- _PROBLEM TO SOLVE_: Repeat the records. Leave nothing out.

- _INFORMATION SUPPLIED_:
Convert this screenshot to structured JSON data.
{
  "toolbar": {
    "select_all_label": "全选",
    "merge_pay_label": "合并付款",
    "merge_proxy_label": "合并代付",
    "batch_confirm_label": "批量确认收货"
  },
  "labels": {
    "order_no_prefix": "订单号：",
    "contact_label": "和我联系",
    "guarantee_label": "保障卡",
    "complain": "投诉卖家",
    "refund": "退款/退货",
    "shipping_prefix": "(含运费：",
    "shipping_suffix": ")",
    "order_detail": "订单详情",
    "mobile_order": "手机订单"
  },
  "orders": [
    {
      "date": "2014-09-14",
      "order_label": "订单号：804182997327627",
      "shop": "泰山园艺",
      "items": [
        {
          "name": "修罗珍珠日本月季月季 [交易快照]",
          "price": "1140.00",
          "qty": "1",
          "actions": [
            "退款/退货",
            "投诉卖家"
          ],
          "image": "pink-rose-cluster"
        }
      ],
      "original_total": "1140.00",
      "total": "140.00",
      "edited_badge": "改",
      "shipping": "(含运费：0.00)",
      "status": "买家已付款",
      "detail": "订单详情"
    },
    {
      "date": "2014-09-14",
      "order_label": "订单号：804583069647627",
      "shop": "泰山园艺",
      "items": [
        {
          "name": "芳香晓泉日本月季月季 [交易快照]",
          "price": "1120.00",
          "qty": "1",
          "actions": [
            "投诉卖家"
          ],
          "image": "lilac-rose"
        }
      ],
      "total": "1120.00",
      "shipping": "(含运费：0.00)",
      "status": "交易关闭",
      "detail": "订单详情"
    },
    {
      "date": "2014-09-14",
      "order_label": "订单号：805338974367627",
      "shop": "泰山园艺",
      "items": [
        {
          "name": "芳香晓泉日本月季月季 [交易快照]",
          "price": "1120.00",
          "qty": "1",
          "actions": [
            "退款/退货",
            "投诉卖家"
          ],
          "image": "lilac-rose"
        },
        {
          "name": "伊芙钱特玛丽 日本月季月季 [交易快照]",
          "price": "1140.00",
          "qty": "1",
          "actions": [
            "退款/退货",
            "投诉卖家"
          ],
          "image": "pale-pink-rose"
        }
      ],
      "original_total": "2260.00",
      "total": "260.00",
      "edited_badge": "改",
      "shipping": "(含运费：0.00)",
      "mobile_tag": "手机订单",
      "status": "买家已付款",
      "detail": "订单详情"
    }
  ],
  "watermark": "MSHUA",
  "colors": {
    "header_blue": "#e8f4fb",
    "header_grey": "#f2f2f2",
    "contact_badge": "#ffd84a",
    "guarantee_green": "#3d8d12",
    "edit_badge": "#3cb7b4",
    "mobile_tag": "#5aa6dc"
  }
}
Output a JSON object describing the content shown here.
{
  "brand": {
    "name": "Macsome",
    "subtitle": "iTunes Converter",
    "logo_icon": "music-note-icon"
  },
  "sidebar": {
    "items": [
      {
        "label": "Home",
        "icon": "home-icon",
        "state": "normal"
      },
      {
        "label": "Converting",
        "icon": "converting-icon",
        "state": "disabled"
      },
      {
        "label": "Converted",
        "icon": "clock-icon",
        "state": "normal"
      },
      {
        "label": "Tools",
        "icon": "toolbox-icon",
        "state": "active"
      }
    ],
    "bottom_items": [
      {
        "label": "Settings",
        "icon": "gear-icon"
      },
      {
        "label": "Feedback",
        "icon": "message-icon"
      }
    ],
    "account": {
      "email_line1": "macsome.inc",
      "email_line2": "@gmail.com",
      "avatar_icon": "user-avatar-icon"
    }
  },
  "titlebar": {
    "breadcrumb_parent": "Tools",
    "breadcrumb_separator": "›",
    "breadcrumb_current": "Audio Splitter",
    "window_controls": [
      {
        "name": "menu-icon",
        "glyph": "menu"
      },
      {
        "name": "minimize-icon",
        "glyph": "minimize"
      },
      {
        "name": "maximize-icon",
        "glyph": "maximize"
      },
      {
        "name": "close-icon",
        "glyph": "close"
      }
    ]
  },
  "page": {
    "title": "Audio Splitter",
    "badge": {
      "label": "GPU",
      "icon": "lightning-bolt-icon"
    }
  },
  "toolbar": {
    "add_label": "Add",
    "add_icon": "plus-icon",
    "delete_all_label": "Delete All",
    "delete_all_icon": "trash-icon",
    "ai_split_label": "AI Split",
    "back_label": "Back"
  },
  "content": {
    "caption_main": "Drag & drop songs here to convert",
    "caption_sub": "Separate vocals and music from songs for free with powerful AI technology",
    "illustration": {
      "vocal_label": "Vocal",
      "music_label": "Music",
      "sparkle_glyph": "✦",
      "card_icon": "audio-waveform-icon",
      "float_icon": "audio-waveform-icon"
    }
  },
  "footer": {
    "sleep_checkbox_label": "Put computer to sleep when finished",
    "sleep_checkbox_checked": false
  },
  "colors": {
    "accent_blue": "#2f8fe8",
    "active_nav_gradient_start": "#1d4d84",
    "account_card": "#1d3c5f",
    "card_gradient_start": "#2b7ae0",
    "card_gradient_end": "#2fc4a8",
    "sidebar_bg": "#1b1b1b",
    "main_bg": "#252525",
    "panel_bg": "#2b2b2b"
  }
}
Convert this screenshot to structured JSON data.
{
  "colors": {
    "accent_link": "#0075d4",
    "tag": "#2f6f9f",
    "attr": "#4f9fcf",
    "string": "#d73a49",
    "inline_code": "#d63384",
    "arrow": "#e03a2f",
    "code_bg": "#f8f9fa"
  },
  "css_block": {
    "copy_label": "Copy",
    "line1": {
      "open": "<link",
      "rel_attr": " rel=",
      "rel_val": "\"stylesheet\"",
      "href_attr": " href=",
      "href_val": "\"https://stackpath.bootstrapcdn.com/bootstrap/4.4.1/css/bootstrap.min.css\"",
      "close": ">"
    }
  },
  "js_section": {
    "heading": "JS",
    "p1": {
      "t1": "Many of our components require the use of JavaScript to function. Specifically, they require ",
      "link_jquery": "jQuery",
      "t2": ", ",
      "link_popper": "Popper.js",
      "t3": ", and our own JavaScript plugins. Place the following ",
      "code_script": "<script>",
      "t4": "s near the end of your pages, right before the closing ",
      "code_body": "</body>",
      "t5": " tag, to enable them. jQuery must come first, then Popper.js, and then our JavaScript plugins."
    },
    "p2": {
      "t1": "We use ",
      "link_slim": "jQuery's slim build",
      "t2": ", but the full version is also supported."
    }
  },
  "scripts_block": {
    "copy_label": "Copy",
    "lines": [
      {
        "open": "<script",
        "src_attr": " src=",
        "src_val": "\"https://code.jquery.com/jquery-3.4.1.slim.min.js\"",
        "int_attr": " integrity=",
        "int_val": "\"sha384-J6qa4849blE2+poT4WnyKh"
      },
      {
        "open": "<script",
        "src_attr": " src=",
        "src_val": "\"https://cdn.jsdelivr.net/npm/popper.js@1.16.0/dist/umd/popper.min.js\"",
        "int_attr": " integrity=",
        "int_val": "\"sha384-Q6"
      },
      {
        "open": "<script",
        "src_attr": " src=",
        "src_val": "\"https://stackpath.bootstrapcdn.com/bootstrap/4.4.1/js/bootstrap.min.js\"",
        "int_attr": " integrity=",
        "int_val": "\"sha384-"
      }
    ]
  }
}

- _WRITTEN REPLY_:
Convert this screenshot to structured JSON data.
{
  "toolbar": {
    "select_all_label": "全选",
    "merge_pay_label": "合并付款",
    "merge_proxy_label": "合并代付",
    "batch_confirm_label": "批量确认收货"
  },
  "labels": {
    "order_no_prefix": "订单号：",
    "contact_label": "和我联系",
    "guarantee_label": "保障卡",
    "complain": "投诉卖家",
    "refund": "退款/退货",
    "shipping_prefix": "(含运费：",
    "shipping_suffix": ")",
    "order_detail": "订单详情",
    "mobile_order": "手机订单"
  },
  "orders": [
    {
      "date": "2014-09-14",
      "order_label": "订单号：804182997327627",
      "shop": "泰山园艺",
      "items": [
        {
          "name": "修罗珍珠日本月季月季 [交易快照]",
          "price": "1140.00",
          "qty": "1",
          "actions": [
            "退款/退货",
            "投诉卖家"
          ],
          "image": "pink-rose-cluster"
        }
      ],
      "original_total": "1140.00",
      "total": "140.00",
      "edited_badge": "改",
      "shipping": "(含运费：0.00)",
      "status": "买家已付款",
      "detail": "订单详情"
    },
    {
      "date": "2014-09-14",
      "order_label": "订单号：804583069647627",
      "shop": "泰山园艺",
      "items": [
        {
          "name": "芳香晓泉日本月季月季 [交易快照]",
          "price": "1120.00",
          "qty": "1",
          "actions": [
            "投诉卖家"
          ],
          "image": "lilac-rose"
        }
      ],
      "total": "1120.00",
      "shipping": "(含运费：0.00)",
      "status": "交易关闭",
      "detail": "订单详情"
    },
    {
      "date": "2014-09-14",
      "order_label": "订单号：805338974367627",
      "shop": "泰山园艺",
      "items": [
        {
          "name": "芳香晓泉日本月季月季 [交易快照]",
          "price": "1120.00",
          "qty": "1",
          "actions": [
            "退款/退货",
            "投诉卖家"
          ],
          "image": "lilac-rose"
        },
        {
          "name": "伊芙钱特玛丽 日本月季月季 [交易快照]",
          "price": "1140.00",
          "qty": "1",
          "actions": [
            "退款/退货",
            "投诉卖家"
          ],
          "image": "pale-pink-rose"
        }
      ],
      "original_total": "2260.00",
      "total": "260.00",
      "edited_badge": "改",
      "shipping": "(含运费：0.00)",
      "mobile_tag": "手机订单",
      "status": "买家已付款",
      "detail": "订单详情"
    }
  ],
  "watermark": "MSHUA",
  "colors": {
    "header_blue": "#e8f4fb",
    "header_grey": "#f2f2f2",
    "contact_badge": "#ffd84a",
    "guarantee_green": "#3d8d12",
    "edit_badge": "#3cb7b4",
    "mobile_tag": "#5aa6dc"
  }
}
Output a JSON object describing the content shown here.
{
  "brand": {
    "name": "Macsome",
    "subtitle": "iTunes Converter",
    "logo_icon": "music-note-icon"
  },
  "sidebar": {
    "items": [
      {
        "label": "Home",
        "icon": "home-icon",
        "state": "normal"
      },
      {
        "label": "Converting",
        "icon": "converting-icon",
        "state": "disabled"
      },
      {
        "label": "Converted",
        "icon": "clock-icon",
        "state": "normal"
      },
      {
        "label": "Tools",
        "icon": "toolbox-icon",
        "state": "active"
      }
    ],
    "bottom_items": [
      {
        "label": "Settings",
        "icon": "gear-icon"
      },
      {
        "label": "Feedback",
        "icon": "message-icon"
      }
    ],
    "account": {
      "email_line1": "macsome.inc",
      "email_line2": "@gmail.com",
      "avatar_icon": "user-avatar-icon"
    }
  },
  "titlebar": {
    "breadcrumb_parent": "Tools",
    "breadcrumb_separator": "›",
    "breadcrumb_current": "Audio Splitter",
    "window_controls": [
      {
        "name": "menu-icon",
        "glyph": "menu"
      },
      {
        "name": "minimize-icon",
        "glyph": "minimize"
      },
      {
        "name": "maximize-icon",
        "glyph": "maximize"
      },
      {
        "name": "close-icon",
        "glyph": "close"
      }
    ]
  },
  "page": {
    "title": "Audio Splitter",
    "badge": {
      "label": "GPU",
      "icon": "lightning-bolt-icon"
    }
  },
  "toolbar": {
    "add_label": "Add",
    "add_icon": "plus-icon",
    "delete_all_label": "Delete All",
    "delete_all_icon": "trash-icon",
    "ai_split_label": "AI Split",
    "back_label": "Back"
  },
  "content": {
    "caption_main": "Drag & drop songs here to convert",
    "caption_sub": "Separate vocals and music from songs for free with powerful AI technology",
    "illustration": {
      "vocal_label": "Vocal",
      "music_label": "Music",
      "sparkle_glyph": "✦",
      "card_icon": "audio-waveform-icon",
      "float_icon": "audio-waveform-icon"
    }
  },
  "footer": {
    "sleep_checkbox_label": "Put computer to sleep when finished",
    "sleep_checkbox_checked": false
  },
  "colors": {
    "accent_blue": "#2f8fe8",
    "active_nav_gradient_start": "#1d4d84",
    "account_card": "#1d3c5f",
    "card_gradient_start": "#2b7ae0",
    "card_gradient_end": "#2fc4a8",
    "sidebar_bg": "#1b1b1b",
    "main_bg": "#252525",
    "panel_bg": "#2b2b2b"
  }
}
Convert this screenshot to structured JSON data.
{
  "colors": {
    "accent_link": "#0075d4",
    "tag": "#2f6f9f",
    "attr": "#4f9fcf",
    "string": "#d73a49",
    "inline_code": "#d63384",
    "arrow": "#e03a2f",
    "code_bg": "#f8f9fa"
  },
  "css_block": {
    "copy_label": "Copy",
    "line1": {
      "open": "<link",
      "rel_attr": " rel=",
      "rel_val": "\"stylesheet\"",
      "href_attr": " href=",
      "href_val": "\"https://stackpath.bootstrapcdn.com/bootstrap/4.4.1/css/bootstrap.min.css\"",
      "close": ">"
    }
  },
  "js_section": {
    "heading": "JS",
    "p1": {
      "t1": "Many of our components require the use of JavaScript to function. Specifically, they require ",
      "link_jquery": "jQuery",
      "t2": ", ",
      "link_popper": "Popper.js",
      "t3": ", and our own JavaScript plugins. Place the following ",
      "code_script": "<script>",
      "t4": "s near the end of your pages, right before the closing ",
      "code_body": "</body>",
      "t5": " tag, to enable them. jQuery must come first, then Popper.js, and then our JavaScript plugins."
    },
    "p2": {
      "t1": "We use ",
      "link_slim": "jQuery's slim build",
      "t2": ", but the full version is also supported."
    }
  },
  "scripts_block": {
    "copy_label": "Copy",
    "lines": [
      {
        "open": "<script",
        "src_attr": " src=",
        "src_val": "\"https://code.jquery.com/jquery-3.4.1.slim.min.js\"",
        "int_attr": " integrity=",
        "int_val": "\"sha384-J6qa4849blE2+poT4WnyKh"
      },
      {
        "open": "<script",
        "src_attr": " src=",
        "src_val": "\"https://cdn.jsdelivr.net/npm/popper.js@1.16.0/dist/umd/popper.min.js\"",
        "int_attr": " integrity=",
        "int_val": "\"sha384-Q6"
      },
      {
        "open": "<script",
        "src_attr": " src=",
        "src_val": "\"https://stackpath.bootstrapcdn.com/bootstrap/4.4.1/js/bootstrap.min.js\"",
        "int_attr": " integrity=",
        "int_val": "\"sha384-"
      }
    ]
  }
}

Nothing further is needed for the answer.